Findlay, Ohio — Cooper Tire & Rubber Co. suffered an 83.2% drop in operating income in the quarter that ended 30 June on 29.6% lower sales, results attributed to the implosion of economic activity due to the global pandemic.
Cooper's second quarter operating income fell to $5.3 million (€4.48 million) on sales of $496.3 million, for an operating margin of 1.1% (versus 4.7% a year ago). Global unit volume during the quarter decreased 27.5% from 2019. On a net basis, Cooper posted a net loss of $6.22 million.
Cooper attributed the drop in operating profit to the effects of lower unit volume ($44 million) and higher manufacturing costs ($39 million).
The deficits that were offset partially by $30 million of favourable raw-materials costs, $15 million of favourable price and mix and $7 million lower selling, general and administrative (SG&A) expenses.
For the half year, Cooper reported an operating loss of $917,000 on 20.8% lower sales of $1.03 billion.

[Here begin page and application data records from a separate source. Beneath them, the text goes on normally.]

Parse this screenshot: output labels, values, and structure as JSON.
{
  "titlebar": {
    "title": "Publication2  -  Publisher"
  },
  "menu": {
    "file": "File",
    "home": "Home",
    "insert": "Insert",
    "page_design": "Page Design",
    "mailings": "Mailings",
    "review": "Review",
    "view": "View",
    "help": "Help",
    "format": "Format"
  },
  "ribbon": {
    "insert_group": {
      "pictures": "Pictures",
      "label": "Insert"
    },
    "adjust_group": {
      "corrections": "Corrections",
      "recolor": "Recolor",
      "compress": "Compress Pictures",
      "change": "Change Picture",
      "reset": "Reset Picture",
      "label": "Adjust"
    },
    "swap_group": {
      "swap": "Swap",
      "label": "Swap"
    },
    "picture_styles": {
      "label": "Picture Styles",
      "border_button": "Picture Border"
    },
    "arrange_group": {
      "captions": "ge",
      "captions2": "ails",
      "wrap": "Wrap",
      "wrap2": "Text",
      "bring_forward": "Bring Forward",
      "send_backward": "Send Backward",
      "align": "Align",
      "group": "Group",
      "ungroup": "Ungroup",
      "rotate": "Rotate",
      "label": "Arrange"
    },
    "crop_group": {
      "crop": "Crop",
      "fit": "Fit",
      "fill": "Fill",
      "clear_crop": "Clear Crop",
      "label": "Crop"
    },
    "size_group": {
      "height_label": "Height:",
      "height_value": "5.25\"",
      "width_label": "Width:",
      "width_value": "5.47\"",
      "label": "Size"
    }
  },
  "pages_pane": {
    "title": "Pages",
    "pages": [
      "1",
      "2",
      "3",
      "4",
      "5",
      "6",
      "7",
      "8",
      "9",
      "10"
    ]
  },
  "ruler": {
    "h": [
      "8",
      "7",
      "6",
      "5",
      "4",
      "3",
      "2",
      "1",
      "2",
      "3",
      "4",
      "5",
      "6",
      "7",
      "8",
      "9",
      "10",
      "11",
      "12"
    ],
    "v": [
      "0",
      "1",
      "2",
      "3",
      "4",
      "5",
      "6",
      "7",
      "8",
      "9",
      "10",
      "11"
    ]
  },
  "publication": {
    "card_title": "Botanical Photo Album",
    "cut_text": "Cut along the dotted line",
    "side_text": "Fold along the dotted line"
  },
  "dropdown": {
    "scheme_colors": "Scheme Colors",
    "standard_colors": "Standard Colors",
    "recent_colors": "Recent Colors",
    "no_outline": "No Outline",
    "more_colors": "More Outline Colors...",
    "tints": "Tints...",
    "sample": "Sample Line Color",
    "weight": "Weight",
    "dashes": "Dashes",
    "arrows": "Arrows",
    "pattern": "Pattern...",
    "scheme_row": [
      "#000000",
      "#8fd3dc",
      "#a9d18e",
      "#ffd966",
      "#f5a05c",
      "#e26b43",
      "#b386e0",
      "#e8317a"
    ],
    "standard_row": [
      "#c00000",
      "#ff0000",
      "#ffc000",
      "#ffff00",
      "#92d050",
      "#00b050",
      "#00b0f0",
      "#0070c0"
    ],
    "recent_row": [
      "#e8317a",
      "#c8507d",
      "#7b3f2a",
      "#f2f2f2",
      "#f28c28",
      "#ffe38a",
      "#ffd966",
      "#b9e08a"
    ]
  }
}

The net loss was $17.8 million, versus net income of $15.8 million a year ago.
Despite the double-digit dips in sales and earnings and the continuing risks imposed by the Covid-19 pandemic, Cooper is confident its business will improve in the second half and that it can recover longer term.
"As we look further out, given our attractive value proposition, growing awareness of the Cooper brand and the momentum of our strategic initiatives, we are confident in our ability to return to our mid-term target range in the future," Cooper Tire President and CEO Brad Hughes said.
In his comments on the results, Hughes noted that Cooper started the year with a strong balance sheet and took "early and decisive actions" to help weather the coronavirus storm and said Cooper "seized opportunities" to continue to build business.
With the economic recovery that started to emerge later in the quarter, Cooper said it was able to generate significant free cash flow for the period and grow market share in the US.
"We are excited that our strategic initiatives are improving our business even in challenging circumstances, and we are optimistic about the future," Hughes said.
In the Americas, operating income fell 53.4% in the quarter to $21.8 million as sales dropped 26.9% to $425.5 million of the effects of 31.5% lower sales volume.
At the same time, though, Cooper is claiming it gained market share in the passenger and light truck tire category, where its shipments fell 24.1% versus the 31.7% drop registered by the industry as a whole.